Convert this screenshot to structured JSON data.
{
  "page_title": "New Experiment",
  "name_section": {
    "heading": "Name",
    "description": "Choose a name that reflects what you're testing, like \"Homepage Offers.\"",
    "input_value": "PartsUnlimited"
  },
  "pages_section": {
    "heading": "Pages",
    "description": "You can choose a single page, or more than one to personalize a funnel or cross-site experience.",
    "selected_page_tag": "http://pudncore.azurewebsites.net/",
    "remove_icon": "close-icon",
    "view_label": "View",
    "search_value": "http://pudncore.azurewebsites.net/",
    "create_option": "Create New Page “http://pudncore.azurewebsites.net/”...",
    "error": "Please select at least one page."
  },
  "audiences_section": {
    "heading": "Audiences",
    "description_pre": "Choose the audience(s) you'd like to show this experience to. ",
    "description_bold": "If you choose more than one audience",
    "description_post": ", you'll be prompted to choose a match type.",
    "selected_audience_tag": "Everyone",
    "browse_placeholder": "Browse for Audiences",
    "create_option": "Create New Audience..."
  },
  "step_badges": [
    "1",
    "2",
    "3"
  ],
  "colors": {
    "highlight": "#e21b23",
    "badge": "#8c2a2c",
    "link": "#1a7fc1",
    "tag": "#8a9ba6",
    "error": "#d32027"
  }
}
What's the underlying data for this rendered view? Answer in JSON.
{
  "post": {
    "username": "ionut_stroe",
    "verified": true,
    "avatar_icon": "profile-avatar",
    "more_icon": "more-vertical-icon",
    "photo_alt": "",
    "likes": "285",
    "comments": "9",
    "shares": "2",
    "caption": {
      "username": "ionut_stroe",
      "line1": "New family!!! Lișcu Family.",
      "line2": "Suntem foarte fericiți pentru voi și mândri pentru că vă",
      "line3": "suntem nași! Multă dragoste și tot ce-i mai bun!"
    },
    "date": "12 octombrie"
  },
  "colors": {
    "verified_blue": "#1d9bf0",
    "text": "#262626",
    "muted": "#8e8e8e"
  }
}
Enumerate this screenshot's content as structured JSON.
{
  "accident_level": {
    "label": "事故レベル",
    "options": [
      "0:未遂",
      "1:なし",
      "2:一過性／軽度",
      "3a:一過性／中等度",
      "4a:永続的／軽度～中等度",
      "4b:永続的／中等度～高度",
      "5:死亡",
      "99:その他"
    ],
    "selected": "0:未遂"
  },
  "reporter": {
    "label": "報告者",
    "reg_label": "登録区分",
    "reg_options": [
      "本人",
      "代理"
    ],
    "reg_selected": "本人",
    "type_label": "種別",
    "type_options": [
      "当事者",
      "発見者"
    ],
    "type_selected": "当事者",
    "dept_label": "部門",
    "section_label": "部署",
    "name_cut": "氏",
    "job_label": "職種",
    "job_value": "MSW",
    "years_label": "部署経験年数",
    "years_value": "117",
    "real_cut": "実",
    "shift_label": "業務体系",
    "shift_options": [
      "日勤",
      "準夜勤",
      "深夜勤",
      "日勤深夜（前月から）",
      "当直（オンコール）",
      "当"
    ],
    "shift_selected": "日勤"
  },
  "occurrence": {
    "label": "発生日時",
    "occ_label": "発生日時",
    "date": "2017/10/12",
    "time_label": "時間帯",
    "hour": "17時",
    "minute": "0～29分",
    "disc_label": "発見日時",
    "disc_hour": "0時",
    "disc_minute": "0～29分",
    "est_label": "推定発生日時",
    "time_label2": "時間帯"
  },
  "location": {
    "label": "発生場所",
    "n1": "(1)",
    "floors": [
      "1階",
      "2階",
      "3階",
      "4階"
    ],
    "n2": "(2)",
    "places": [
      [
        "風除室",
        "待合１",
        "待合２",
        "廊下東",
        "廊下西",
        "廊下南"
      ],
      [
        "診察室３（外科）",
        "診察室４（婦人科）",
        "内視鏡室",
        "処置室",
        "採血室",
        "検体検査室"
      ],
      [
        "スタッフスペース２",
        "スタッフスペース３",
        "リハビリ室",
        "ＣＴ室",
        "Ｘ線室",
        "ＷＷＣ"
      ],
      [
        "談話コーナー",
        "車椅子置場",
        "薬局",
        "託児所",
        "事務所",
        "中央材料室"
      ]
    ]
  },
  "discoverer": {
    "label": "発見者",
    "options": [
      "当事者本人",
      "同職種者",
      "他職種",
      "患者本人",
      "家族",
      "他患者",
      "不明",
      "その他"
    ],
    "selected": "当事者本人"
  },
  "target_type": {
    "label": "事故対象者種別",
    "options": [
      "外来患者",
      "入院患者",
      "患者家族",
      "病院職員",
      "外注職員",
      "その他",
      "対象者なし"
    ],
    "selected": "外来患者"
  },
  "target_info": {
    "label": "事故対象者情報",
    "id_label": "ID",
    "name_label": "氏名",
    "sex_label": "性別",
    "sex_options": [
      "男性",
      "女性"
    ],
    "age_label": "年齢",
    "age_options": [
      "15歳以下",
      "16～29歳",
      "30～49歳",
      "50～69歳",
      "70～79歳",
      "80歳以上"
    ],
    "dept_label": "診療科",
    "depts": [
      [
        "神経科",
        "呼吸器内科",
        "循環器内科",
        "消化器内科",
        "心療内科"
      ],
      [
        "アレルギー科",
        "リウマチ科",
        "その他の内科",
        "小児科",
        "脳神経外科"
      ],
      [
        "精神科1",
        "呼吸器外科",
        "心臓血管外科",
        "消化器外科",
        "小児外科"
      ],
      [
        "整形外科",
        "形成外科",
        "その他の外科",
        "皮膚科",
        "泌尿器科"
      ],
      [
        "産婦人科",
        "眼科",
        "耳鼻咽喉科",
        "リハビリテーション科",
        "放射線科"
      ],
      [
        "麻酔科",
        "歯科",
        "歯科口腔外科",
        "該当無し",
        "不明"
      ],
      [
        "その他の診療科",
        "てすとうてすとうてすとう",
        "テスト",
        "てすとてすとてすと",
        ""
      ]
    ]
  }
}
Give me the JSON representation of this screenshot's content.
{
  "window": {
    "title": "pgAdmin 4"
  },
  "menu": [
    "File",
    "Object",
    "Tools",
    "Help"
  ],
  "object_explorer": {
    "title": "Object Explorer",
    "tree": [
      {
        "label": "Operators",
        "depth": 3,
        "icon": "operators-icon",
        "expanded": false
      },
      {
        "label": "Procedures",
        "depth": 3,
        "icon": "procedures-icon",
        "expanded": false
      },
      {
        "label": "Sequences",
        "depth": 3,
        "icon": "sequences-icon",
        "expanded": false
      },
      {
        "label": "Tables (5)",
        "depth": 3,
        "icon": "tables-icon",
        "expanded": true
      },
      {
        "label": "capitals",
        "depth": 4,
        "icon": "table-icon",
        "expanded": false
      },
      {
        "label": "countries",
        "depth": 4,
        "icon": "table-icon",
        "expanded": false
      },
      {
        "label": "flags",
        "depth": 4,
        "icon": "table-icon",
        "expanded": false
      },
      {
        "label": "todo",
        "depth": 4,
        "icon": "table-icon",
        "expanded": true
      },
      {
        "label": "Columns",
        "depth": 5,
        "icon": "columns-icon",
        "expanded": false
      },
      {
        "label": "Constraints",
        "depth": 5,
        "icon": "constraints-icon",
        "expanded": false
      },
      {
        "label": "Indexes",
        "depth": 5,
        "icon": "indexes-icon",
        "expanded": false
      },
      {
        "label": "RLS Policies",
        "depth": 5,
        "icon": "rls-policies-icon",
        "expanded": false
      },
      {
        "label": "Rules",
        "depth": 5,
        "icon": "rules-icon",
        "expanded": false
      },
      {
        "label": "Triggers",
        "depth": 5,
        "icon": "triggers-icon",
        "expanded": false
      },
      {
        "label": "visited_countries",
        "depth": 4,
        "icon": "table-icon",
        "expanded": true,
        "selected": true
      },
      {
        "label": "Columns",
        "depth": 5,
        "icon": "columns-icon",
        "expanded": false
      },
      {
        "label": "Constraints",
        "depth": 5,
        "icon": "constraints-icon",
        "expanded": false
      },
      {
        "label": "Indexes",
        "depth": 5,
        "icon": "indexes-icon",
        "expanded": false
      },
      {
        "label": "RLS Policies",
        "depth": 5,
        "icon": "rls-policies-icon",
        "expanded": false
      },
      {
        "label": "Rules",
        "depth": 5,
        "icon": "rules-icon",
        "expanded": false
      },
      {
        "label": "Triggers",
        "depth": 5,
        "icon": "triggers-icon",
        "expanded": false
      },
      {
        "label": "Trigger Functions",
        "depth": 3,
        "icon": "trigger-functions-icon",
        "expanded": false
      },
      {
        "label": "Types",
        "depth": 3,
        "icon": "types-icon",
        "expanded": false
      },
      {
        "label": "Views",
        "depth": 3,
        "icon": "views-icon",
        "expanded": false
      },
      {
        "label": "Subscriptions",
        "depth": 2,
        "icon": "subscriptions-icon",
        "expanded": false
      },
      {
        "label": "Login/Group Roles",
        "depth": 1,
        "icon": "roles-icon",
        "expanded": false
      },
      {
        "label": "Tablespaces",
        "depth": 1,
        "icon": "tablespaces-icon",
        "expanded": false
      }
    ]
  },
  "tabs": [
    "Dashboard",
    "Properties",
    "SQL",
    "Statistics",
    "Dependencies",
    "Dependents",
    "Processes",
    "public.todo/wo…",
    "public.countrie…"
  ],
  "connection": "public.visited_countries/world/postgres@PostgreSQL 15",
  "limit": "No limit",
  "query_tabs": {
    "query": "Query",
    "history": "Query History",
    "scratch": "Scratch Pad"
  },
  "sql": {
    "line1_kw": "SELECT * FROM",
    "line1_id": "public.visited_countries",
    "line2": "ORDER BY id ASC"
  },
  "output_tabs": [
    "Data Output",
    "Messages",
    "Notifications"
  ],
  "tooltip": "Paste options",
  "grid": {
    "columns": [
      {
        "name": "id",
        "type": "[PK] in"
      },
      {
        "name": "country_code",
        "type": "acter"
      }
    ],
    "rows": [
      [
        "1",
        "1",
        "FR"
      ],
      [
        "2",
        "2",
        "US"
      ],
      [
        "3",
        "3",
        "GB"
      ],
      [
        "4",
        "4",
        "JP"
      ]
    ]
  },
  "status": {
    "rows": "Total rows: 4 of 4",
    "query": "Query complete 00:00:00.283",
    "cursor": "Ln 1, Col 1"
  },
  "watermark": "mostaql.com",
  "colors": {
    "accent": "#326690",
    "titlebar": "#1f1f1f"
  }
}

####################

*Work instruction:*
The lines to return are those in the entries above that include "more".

*Exercise result:*
    "description": "You can choose a single page, or more than one to personalize a funnel or cross-site experience.",
    "description_bold": "If you choose more than one audience",
    "more_icon": "more-vertical-icon",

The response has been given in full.